Vintage European gold coins represent an interesting segment of world numismatics. Although gold coins have been produced on the European continent since ancient times, mintages peaked especially in the late 19th and early 20th centuries. During this time, prosperous countries like France, Switzerland, Germany, Austria, Belgium, Denmark, Hungary, Italy, the Netherlands and the United Kingdom struck large quantities of gold coins. These coins are both fascinating and beautiful but trade for relatively modest premiums above their melt value.

For centuries, one way to measure a country’s economic strength was its production of coins. States that issued gold and silver coinage were perceived to have great importance and power. Furthermore, countries wanted their currency used throughout the world. The belief was that if their money was both used and accepted worldwide, it would benefit their economy. Even the United States subscribed to this belief; on numerous occasions in the 1870s it experimented with coins designed for international usage.

In an effort to make their coins trustworthy and universally accepted, the European superpowers ensued that their gold coins fit a certain profile. In most cases, they were struck in a convenient size approximating one fifth of an ounce. This was regarded as a particularly useful size. Secondly, the coins were produced to remarkably strict standards. Their weights and purities were beyond question and incredibly consistent.

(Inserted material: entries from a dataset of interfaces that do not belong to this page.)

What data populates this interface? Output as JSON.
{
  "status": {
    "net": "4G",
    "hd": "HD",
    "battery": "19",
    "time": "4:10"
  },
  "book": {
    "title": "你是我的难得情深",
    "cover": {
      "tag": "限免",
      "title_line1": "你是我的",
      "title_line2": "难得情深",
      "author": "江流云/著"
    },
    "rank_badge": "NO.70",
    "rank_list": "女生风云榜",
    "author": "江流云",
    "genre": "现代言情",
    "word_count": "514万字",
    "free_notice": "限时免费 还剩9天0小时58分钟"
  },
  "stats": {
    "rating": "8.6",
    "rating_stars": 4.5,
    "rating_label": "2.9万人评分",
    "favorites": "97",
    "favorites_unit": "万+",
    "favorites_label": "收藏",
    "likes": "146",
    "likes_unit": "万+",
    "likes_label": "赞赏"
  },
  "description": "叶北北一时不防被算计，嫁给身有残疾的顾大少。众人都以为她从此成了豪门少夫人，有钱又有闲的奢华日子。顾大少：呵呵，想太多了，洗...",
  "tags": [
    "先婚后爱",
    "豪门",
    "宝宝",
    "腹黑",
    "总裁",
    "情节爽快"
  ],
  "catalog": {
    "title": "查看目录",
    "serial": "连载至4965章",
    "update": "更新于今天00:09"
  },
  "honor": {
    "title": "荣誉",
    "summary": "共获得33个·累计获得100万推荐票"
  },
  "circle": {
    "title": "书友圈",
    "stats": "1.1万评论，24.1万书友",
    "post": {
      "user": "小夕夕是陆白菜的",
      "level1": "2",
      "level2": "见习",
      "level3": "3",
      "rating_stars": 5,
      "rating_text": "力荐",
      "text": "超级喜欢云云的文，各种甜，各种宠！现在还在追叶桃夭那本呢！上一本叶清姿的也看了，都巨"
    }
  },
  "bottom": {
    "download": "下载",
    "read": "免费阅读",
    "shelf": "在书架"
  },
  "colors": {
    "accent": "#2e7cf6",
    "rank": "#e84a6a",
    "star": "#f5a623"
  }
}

The heyday of European gold coins was the late 19th and early 20th century. Production was curtailed after World War I and became virtually non-existent after World War II. Not only was Europe in a state of turmoil, gold coins in general were waning in popularity. Furthermore, American gold coins were becoming more and more commonplace in Europe.

Today, many European gold coins are viewed as a hybrid investments and collectibles. As numismatic items, the coins are fascinating artifacts of bygone empires, rulers and states. As investment items, they are rightfully viewed as bullion products due to their reliable gold content and low premiums. Despite being historically interesting items, many European gold coins sometimes trade for a small premium compared to their melt value.

Unlike modern gold bullion products, like Eagles or Maples, the supply of vintage European gold coins is finite. When supplies are abundant, vintage Euro gold premiums are often comparable to that of modern 1/10oz and 1/4oz gold Eagles. During shortages, however, premiums can expand dramatically. Many investors employ a strategy of buying vintage European gold coins when premiums are low; doing so provides two ways to profit (higher spot prices and/or higher premiums).